Saturday, January 14, 2012

Events: Week of Jan. 22 - 28

Pianist Helen Marlais and her husband, concert clarinetist Arthur Campbell, will present a recital for the Florida College Life Enrichment Series in Puckett Auditorium.

Wednesday, January 11, 2012

Events: Jan.8 - 14

Friday, Jan. 13, 8:00 pm
Guest Artist Recital: USAF Ceremonial Brass
Concert Hall, USF
Free Admission
For additional information click here

Sunday, Jan 15, 4:00 pm
Steinway Piano Series: Paul Orgel
Barness Recital Hall, USF
Advance :  ($6 with coupon) $8/$12 Day of Performance : $10/$15 
For additional information click here

Tuesday, January 10, 2012

Another "My Next Big Piece" :o)

Yet another piece I discovered at the Colson Guest House in a book of easy piano solo favorites:

WOW!  I love the glorious, victorious dynamism of this piece! It is nicknamed "Heroic."

Thursday, January 5, 2012

Events: Jan.15 - 21: NOTICE: Masterclass - Pre-registration by Jan. 7

An FMTA special event for teachers, students, and their parents featuring
of the most prolific authors
in the
field of educational piano books.

Pre-registration by Jan. 7.  More info here.

Dr. Helen Marlais!

Wednesday, January 4, 2012

Events: Week of Jan. 7- 14

Scarborough Fair

Scarborough Fair - a traditional Celtic piece for learning and teaching by ear sung by one of my favorite singers.  I discovered this piece on the second leg of our honeymoon when Shane and I stayed at the Colson guesthouse in Lansdowne, VA.  You can just see the digital grand  piano I played on sometimeswhile he was working at the Prison Fellowship headquarters(delighting the most delightful house hosts):

Christmas Quotes from Hope Lodge Concert

From the program of a small Christmas concert I played in for recovering patients of Moffit Cancer Center. 

Somehow, not only for Christmas, But all the long year through, the joy that you give to others, is the joy that comes back to you.

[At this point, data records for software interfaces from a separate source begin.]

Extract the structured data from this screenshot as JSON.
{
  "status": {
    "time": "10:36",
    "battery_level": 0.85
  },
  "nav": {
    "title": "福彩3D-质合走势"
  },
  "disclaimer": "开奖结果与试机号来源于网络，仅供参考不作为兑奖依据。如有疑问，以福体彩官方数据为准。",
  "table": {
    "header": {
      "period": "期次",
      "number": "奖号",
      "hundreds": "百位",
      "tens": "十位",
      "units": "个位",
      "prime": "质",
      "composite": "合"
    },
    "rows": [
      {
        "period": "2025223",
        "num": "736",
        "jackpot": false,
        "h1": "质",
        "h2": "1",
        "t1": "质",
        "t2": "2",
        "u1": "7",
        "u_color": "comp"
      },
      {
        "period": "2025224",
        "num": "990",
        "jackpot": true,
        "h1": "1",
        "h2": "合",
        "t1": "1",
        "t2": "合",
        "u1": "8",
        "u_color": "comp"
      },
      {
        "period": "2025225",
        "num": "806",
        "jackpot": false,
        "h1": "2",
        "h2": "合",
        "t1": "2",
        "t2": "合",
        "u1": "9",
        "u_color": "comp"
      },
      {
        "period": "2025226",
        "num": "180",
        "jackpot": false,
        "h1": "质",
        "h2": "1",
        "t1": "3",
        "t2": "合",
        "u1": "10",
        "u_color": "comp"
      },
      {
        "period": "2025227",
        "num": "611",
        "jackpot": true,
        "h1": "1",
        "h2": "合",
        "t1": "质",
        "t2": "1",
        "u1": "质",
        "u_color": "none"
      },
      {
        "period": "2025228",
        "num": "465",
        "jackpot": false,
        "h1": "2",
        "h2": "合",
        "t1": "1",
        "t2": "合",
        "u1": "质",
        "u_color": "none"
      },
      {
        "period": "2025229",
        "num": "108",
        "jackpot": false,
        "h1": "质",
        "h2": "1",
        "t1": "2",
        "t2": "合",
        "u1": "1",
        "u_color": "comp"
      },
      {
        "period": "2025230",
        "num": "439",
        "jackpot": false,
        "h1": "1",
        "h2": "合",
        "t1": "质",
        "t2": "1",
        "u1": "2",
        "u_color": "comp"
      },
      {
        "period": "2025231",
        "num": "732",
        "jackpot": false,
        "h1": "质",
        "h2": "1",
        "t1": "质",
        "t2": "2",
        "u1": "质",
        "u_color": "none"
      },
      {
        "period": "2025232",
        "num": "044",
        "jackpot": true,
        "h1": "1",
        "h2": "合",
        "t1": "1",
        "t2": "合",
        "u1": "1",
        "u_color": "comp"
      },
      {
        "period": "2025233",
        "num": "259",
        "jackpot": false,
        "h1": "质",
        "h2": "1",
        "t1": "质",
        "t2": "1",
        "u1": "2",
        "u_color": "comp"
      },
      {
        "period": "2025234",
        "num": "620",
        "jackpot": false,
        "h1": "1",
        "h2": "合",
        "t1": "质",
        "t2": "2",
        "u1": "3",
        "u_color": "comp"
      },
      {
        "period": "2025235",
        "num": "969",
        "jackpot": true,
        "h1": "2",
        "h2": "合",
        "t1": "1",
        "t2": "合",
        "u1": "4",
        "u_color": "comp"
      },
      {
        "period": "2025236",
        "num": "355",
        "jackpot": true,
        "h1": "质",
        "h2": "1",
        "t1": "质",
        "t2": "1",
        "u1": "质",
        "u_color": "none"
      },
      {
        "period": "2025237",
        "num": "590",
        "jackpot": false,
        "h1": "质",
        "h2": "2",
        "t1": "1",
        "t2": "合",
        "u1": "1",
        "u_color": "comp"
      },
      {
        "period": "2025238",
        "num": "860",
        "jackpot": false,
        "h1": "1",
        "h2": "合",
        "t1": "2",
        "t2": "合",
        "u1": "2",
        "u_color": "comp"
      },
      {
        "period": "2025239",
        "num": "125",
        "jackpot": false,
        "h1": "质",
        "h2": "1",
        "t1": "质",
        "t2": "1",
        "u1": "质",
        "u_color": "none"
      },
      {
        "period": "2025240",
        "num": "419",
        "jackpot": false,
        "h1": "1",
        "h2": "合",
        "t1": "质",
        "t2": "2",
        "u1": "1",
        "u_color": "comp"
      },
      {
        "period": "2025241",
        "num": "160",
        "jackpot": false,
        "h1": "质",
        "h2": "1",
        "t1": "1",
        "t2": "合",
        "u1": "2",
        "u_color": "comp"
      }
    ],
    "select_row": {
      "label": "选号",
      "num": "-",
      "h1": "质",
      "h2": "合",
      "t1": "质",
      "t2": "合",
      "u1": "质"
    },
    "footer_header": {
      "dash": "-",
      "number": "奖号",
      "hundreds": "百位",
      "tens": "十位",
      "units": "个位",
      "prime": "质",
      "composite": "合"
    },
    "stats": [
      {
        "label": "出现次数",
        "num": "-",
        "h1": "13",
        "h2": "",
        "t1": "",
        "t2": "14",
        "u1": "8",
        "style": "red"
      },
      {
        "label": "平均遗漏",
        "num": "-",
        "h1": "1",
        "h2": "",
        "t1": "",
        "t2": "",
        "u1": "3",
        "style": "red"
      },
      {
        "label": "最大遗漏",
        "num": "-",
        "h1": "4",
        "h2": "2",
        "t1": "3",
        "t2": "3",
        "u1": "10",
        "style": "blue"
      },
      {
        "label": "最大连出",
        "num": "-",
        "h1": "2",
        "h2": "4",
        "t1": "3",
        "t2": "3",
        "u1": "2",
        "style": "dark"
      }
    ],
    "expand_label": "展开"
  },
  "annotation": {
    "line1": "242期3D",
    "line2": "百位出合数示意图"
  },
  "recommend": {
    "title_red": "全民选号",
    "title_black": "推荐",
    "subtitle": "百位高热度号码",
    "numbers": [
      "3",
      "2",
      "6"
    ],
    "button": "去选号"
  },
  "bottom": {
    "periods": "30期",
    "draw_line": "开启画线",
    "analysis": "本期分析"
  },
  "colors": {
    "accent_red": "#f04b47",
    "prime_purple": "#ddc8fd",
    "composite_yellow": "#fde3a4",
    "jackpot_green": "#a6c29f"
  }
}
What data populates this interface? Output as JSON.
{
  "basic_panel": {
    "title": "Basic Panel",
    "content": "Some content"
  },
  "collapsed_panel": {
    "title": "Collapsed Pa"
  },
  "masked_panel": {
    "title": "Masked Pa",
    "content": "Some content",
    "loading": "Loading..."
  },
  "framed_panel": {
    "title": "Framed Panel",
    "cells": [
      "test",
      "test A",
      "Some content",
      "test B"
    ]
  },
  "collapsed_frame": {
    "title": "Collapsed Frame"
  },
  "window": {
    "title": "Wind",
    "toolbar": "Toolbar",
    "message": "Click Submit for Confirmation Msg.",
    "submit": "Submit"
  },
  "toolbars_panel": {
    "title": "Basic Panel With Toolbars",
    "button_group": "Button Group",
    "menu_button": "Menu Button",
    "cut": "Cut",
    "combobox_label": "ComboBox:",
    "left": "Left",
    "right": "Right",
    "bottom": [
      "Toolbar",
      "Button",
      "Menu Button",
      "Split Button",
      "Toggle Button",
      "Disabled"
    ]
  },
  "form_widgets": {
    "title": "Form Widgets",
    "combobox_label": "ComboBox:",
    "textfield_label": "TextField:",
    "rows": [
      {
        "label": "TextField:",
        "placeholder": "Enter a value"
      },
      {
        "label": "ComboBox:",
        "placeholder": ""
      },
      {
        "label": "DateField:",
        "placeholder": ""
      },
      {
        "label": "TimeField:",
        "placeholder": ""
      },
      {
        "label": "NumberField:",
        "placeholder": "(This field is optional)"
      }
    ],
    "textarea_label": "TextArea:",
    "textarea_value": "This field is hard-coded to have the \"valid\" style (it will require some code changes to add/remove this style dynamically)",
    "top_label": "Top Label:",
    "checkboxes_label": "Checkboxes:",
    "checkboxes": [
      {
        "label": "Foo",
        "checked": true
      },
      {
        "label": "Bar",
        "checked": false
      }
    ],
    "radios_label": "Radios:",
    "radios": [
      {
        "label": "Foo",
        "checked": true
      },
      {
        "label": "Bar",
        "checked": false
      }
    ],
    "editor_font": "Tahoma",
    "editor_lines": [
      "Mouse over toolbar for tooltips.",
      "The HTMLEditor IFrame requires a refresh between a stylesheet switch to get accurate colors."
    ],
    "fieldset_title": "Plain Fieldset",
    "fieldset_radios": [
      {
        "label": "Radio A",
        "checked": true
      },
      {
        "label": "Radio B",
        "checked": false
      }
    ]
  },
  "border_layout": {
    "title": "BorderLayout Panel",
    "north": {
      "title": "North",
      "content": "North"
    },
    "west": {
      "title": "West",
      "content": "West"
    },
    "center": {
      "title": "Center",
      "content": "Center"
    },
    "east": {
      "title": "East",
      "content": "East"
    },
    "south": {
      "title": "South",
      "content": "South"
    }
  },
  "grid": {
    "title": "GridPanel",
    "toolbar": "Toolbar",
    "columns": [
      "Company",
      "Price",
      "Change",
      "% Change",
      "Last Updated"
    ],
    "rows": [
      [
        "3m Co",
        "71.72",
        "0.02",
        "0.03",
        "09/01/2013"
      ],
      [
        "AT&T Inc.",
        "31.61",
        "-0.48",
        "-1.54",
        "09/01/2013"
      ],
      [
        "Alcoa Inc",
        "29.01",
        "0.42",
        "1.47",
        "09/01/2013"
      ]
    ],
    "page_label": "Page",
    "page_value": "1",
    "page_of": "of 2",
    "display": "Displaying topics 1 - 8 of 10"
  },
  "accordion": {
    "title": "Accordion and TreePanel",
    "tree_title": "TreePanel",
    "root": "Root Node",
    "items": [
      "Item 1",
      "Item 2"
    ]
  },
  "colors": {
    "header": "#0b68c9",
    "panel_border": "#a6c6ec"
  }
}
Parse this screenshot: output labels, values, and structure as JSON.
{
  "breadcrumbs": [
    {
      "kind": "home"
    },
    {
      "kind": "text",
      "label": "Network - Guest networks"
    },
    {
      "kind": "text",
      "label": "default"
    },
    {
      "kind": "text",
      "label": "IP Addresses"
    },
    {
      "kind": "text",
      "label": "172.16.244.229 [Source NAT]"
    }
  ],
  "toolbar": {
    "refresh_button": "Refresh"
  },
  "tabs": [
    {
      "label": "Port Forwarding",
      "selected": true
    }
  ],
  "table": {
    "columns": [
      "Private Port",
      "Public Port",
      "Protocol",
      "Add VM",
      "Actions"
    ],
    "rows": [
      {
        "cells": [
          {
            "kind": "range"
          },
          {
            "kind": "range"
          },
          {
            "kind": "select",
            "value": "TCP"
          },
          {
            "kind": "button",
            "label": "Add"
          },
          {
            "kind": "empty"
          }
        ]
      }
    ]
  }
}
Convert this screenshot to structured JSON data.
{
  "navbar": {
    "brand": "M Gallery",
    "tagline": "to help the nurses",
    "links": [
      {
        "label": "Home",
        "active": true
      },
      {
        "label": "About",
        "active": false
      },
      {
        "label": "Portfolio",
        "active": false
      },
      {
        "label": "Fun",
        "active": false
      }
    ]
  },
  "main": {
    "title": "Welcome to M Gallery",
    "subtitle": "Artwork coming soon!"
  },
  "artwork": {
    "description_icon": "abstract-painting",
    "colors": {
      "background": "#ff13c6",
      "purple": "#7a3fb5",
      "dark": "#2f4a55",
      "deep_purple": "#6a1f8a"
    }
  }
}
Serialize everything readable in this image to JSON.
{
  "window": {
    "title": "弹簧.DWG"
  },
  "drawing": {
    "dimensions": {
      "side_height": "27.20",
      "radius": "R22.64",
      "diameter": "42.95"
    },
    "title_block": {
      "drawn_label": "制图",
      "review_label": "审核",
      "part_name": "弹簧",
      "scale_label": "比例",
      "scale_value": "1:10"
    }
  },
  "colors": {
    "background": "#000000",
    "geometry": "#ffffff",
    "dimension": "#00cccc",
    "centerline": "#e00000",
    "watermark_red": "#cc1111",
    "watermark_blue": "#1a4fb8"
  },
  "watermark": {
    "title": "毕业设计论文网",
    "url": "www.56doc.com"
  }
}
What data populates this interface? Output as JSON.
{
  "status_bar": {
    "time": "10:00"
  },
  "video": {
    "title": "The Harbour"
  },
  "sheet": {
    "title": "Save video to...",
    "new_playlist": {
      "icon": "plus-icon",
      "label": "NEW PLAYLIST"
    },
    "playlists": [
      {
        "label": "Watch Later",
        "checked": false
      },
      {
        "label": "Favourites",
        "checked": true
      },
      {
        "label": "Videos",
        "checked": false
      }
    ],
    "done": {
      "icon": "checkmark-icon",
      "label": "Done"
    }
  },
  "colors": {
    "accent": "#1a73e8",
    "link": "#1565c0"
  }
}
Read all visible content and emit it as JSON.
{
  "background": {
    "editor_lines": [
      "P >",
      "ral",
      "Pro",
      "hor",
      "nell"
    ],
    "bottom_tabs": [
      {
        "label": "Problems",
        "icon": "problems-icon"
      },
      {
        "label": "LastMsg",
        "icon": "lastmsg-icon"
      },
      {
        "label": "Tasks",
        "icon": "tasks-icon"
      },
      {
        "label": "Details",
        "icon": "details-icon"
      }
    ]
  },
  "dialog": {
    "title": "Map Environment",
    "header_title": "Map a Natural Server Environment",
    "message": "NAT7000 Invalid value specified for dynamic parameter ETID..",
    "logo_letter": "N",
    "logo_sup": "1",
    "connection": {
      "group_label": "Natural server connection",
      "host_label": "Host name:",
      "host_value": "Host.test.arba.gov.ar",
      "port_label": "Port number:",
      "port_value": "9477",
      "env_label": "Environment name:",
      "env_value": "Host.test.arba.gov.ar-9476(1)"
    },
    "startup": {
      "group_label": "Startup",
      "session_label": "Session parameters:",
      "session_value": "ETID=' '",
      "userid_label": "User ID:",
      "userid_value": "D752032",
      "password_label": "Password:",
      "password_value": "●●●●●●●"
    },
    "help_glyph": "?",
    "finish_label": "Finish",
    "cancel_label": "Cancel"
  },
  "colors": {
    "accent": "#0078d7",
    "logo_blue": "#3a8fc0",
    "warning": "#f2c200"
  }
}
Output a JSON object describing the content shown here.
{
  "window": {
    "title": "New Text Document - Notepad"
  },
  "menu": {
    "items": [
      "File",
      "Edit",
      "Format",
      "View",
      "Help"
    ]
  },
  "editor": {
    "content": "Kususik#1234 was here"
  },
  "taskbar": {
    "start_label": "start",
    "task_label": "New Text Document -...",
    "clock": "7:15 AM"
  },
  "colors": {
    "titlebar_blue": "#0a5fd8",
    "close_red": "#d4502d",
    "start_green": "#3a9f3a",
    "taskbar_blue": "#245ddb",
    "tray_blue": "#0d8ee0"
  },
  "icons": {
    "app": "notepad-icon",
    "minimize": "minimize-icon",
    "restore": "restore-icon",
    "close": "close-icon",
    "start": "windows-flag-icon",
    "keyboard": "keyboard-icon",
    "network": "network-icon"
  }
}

And the more you spend in blessing, the poor and lonely and sad, the more of your heart's possessing, returns to you glad.
-- John Greenleaf Whittier

The earth has grown old with its burden of care
But at Christmas it always is young,
The heart of the jewel burns lustrous and fair
And its soul full of music breaks the air,
When the song of angels is sung.”
– Phillips Brooks

Schroeder: This is the music I've selected for the Christmas play.
[Schroeder plays Fur Elise]
Lucy Van Pelt: What kind of Christmas music is *that*?
Schroeder: Beethoven Christmas music.
Lucy Van Pelt: What has Beethoven got to do with Christmas? Everyone talks about how "great" Beethoven was. Beethoven wasn't so great.
[Schroeder stops playing]
Schroeder: What do you mean Beethoven wasn't so great?
Lucy Van Pelt: He never got his picture on bubblegum cards, did he? Have you ever seen his picture on a bubblegum card? Hmmm? How can you say someone is great who's never had his picture on bubblegum cards?
Schroeder: Good grief.

Grinch: Blast this Christmas music! It's joyful and triumphant.
“It is in the old Christmas carols, hymns, and traditions—those which date from the Middle Ages—that we find not only what makes Christmas poetic and soothing and stately, but first and foremost what makes Christmas exciting. The exciting quality of Christmas rests on an ancient and admitted paradox. It rests upon the paradox that the power and center of the whole universe may be found in some seemingly small matter, that the stars in their courses may move like a moving wheel around the neglected outhouse of an inn.” G. K. Chesterton

"There is something about saying, 'We always do this,' which helps keep the years together. Time is such an elusive thing that if we keep on meaning to do something interesting, but never do it, year would follow year with no special thoughtfulness being expressed in making gifts, surprises, charming table settings, and familiar, favorite food. Tradition is a good gift intended to guard the best gifts." Edith Schaeffer (1916-)